ACS, (the professional society for Australia’s ICT sector) has released its latest ACS Australia’s Digital Pulse report this week, revealing projected demand for over 200,000 additional ICT workers over the next five years.

The 2018 edition of the annual research report was launched at Parliament House on Wednesday 27 June 2018 by the Hon Michael Keenan MP, Minister Assisting the Prime Minister for Digital Transformation.

The new report shows that:

  • 63,000 new tech jobs were created over just the last three
  • ICT services exports increased by more than 60 per cent over the past five years to reach $3.2 billion in 2016‑
  • Australia is no longer a net importer of ICT services, with exports now outstripping imports by $290m.
  • Business ICT R&D has increased by almost 50 per cent to $6.6 billion in the five years to 2015‑
  • Further adoption of digital technologies has the potential to add an extra $66 billion to Australia’s GDP over the next five
  • Becoming an international leader in digital skills and employment would involve an extra 100,000 ICT jobs – in addition to the 100,000 already forecast over the next five years.

The report highlights that Australia’s ICT workforce grew from 640,800 workers in 2016 to 663,100 workers in 2017, an increase of 3.5%.

Prepared by Deloitte Access Economics, the report forecasts demand for ICT workers is set to grow with the Australian economy requiring an additional 100,000 workers (to 758,700) by 2023.

“The demand for digital skills in our economy is exploding,” said ACS President, Yohan Ramasundara. “The growth of Artificial Intelligence, automation and the Internet of Things is driving significant disruption across all industries, and highly trained ICT professionals are in more demand than ever before.
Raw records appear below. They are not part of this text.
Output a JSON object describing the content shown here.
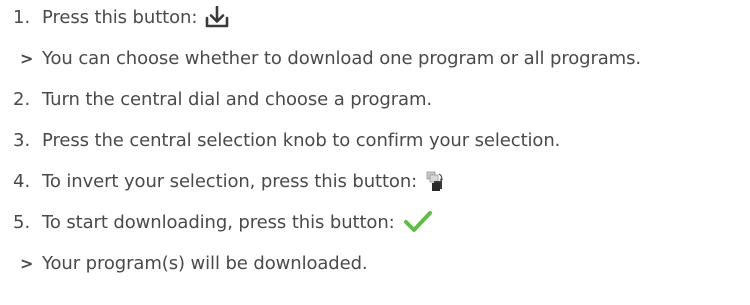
{
  "steps": [
    {
      "marker": "1.",
      "text": "Press this button:",
      "icon": "download-icon"
    },
    {
      "marker": ">",
      "text": "You can choose whether to download one program or all programs."
    },
    {
      "marker": "2.",
      "text": "Turn the central dial and choose a program."
    },
    {
      "marker": "3.",
      "text": "Press the central selection knob to confirm your selection."
    },
    {
      "marker": "4.",
      "text": "To invert your selection, press this button:",
      "icon": "invert-selection-icon"
    },
    {
      "marker": "5.",
      "text": "To start downloading, press this button:",
      "icon": "checkmark-icon"
    },
    {
      "marker": ">",
      "text": "Your program(s) will be downloaded."
    }
  ],
  "colors": {
    "text": "#4a4a4a",
    "checkmark": "#5cc142",
    "invert_light": "#c8c8c8",
    "invert_dark": "#3a3a3a"
  }
}
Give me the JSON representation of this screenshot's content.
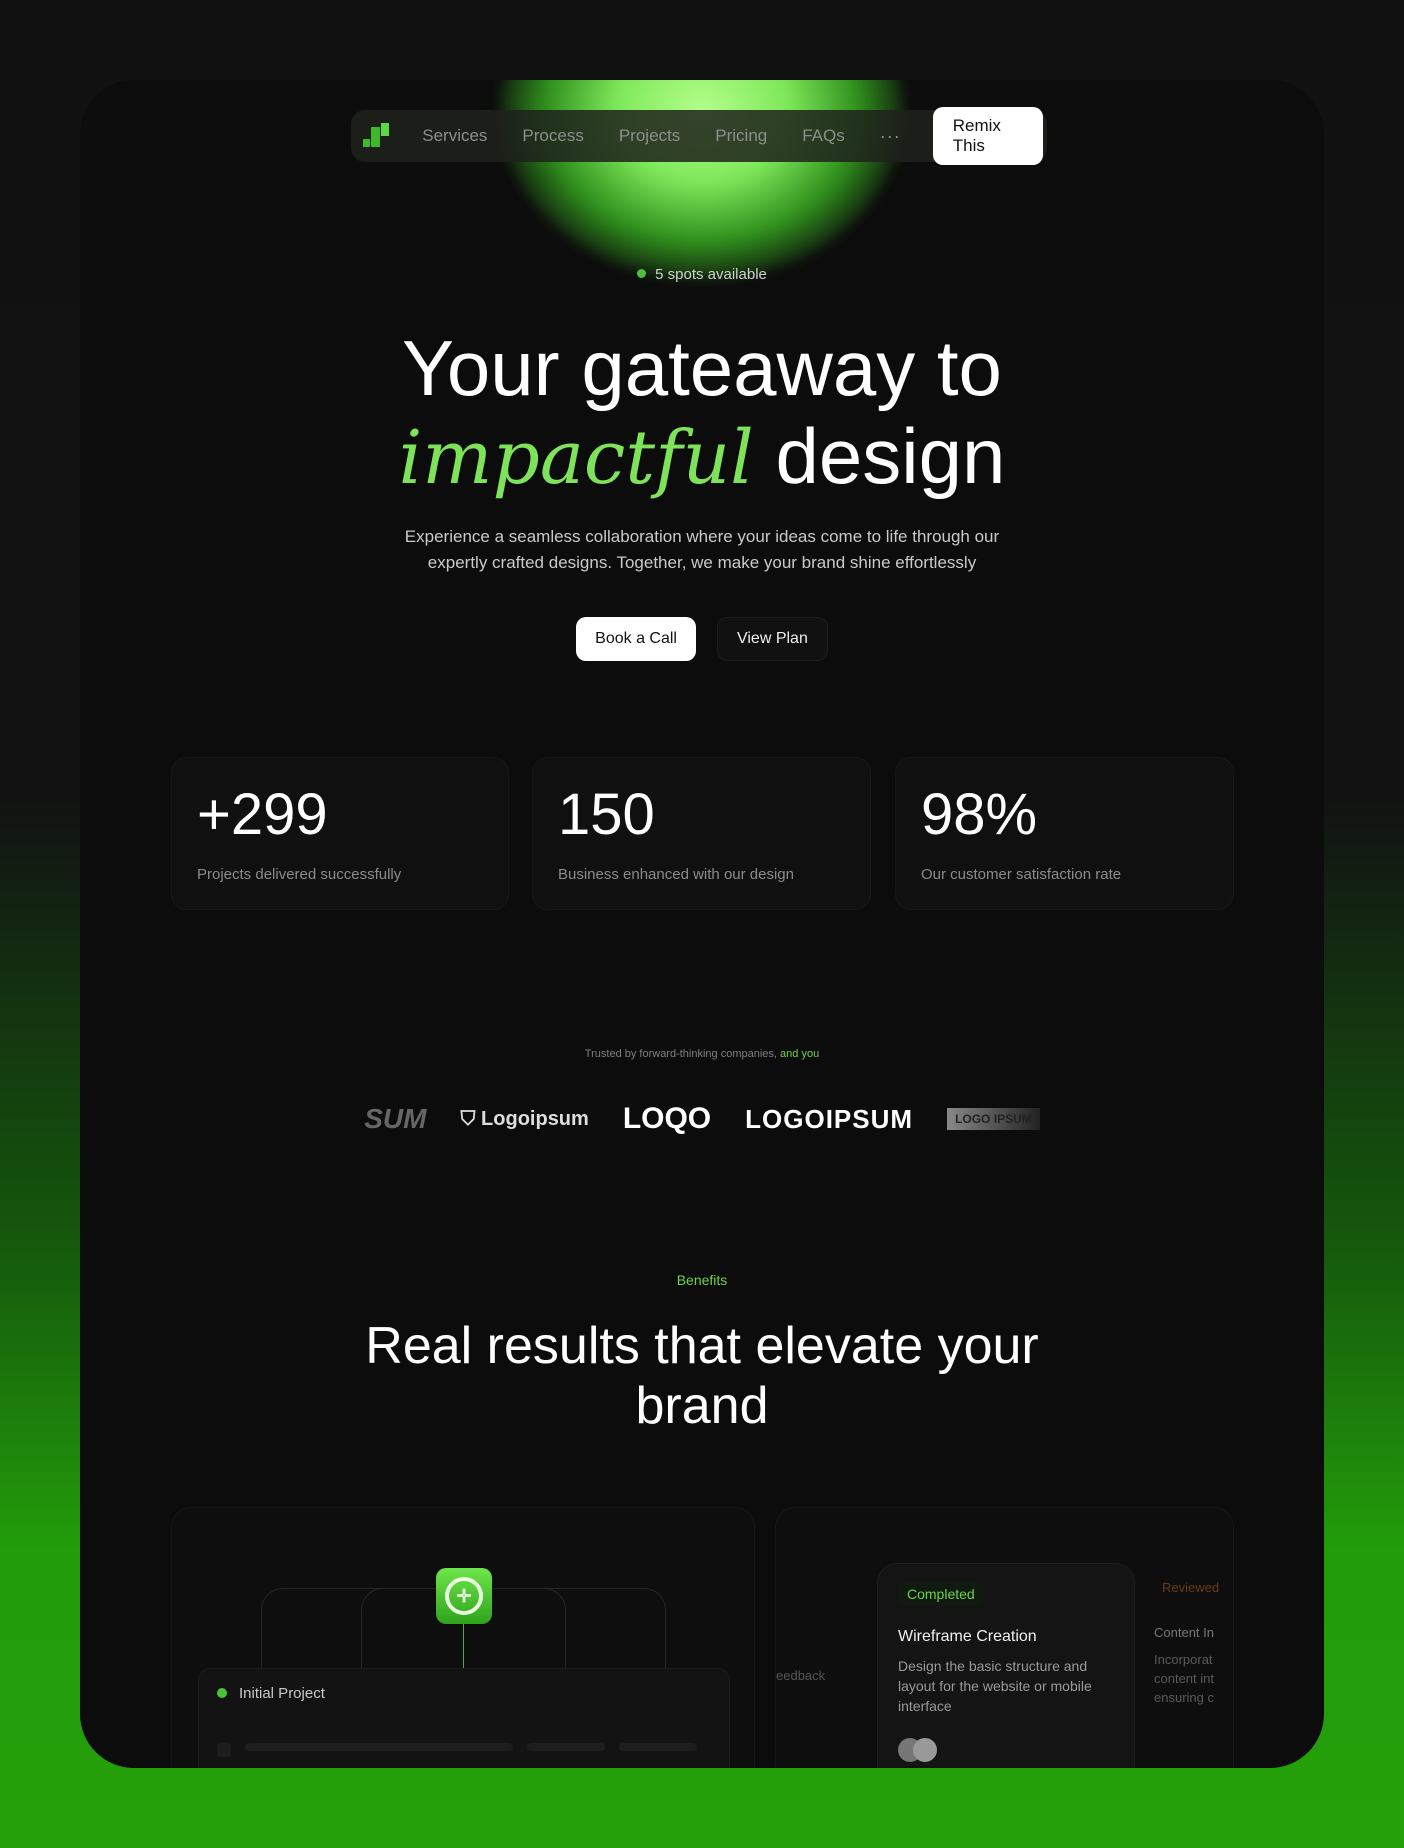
{
  "nav": {
    "items": [
      "Services",
      "Process",
      "Projects",
      "Pricing",
      "FAQs"
    ],
    "more": "···",
    "cta": "Remix This"
  },
  "hero": {
    "badge": "5 spots available",
    "title_line1": "Your gateaway to",
    "title_accent": "impactful",
    "title_rest": "design",
    "description_line1": "Experience a seamless collaboration where your ideas come to life through our",
    "description_line2": "expertly crafted designs. Together, we make your brand shine effortlessly",
    "primary_button": "Book a Call",
    "secondary_button": "View Plan"
  },
  "stats": [
    {
      "value": "+299",
      "label": "Projects delivered successfully"
    },
    {
      "value": "150",
      "label": "Business enhanced with our design"
    },
    {
      "value": "98%",
      "label": "Our customer satisfaction rate"
    }
  ],
  "trusted": {
    "text": "Trusted by forward-thinking companies,",
    "accent": "and you"
  },
  "logos": [
    "SUM",
    "Logoipsum",
    "LOQO",
    "LOGOIPSUM",
    "LOGO IPSUM"
  ],
  "benefits": {
    "eyebrow": "Benefits",
    "title_line1": "Real results that elevate your",
    "title_line2": "brand"
  },
  "preview": {
    "project": "Initial Project",
    "status": "Completed",
    "task_title": "Wireframe Creation",
    "task_desc": "Design the basic structure and layout for the website or mobile interface",
    "left_partial": "eedback",
    "right_status": "Reviewed",
    "right_title": "Content In",
    "right_desc": "Incorporat content int ensuring c"
  },
  "colors": {
    "accent": "#6fd24c",
    "background": "#0c0c0c",
    "outer_green": "#24a00a"
  }
}
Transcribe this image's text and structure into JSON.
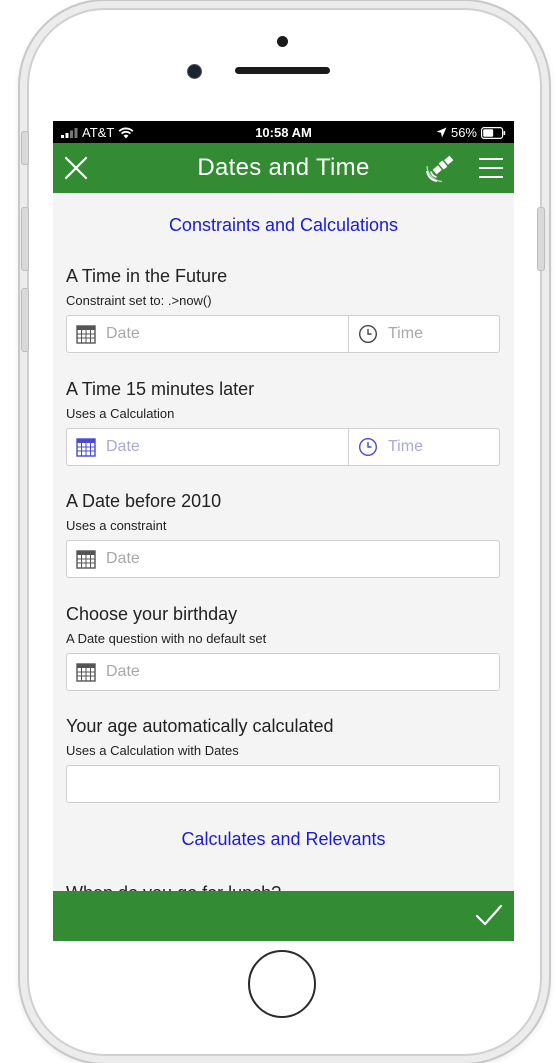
{
  "status_bar": {
    "carrier": "AT&T",
    "time": "10:58 AM",
    "battery": "56%",
    "battery_level": 0.56
  },
  "app_bar": {
    "title": "Dates and Time"
  },
  "sections": {
    "constraints": "Constraints and Calculations",
    "calculates": "Calculates and Relevants"
  },
  "questions": [
    {
      "title": "A Time in the Future",
      "hint": "Constraint set to: .>now()",
      "date_placeholder": "Date",
      "time_placeholder": "Time"
    },
    {
      "title": "A Time 15 minutes later",
      "hint": "Uses a Calculation",
      "date_placeholder": "Date",
      "time_placeholder": "Time"
    },
    {
      "title": "A Date before 2010",
      "hint": "Uses a constraint",
      "date_placeholder": "Date"
    },
    {
      "title": "Choose your birthday",
      "hint": "A Date question with no default set",
      "date_placeholder": "Date"
    },
    {
      "title": "Your age automatically calculated",
      "hint": "Uses a Calculation with Dates",
      "value": ""
    }
  ],
  "partial_question": "When do you go for lunch?",
  "icons": {
    "close": "close-icon",
    "gps": "satellite-icon",
    "menu": "hamburger-menu-icon",
    "calendar": "calendar-icon",
    "clock": "clock-icon",
    "submit": "checkmark-icon"
  },
  "colors": {
    "app_bar": "#338c33",
    "section_header": "#1a1adf",
    "placeholder_disabled": "#a9a9dc"
  }
}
“If we want to be competitive in the world economy, we need to invigorate the education and training sectors to increase Australia’s ICT talent pool,” Mr Ramasundara added.

The report also investigates Australia’s international competitiveness in ICT, finding that Australia is in the middle of the pack without any movement over the last five years.

Deloitte Access Economics Partner, Kathryn Matthews, pointed to early warning signs that Australia could end up a passenger on the digital journey, with other countries in the driver’s seat, which could have flow‑on impacts on productivity and living standards.

“Australia ranks 12th out of the 16 countries surveyed on business expenditure on research and development in ICT when R&D is examined as a share of a country’s overall gross domestic product,” Ms Matthews said. “Couple this with falling behind in the supply of ICT skills in the current workforce and on STEM performance in schools, we cannot afford to be complacent.”

ACS Australia’s Digital Pulse 2018 investigates the digital policy environment in Australia and looks at the potential levers to encourage businesses to invest in new technologies, innovation and skills development. It reveals how the country can accelerate digitally led economic growth and improve Australia’s overall international ICT competitiveness.

The full report can be downloaded at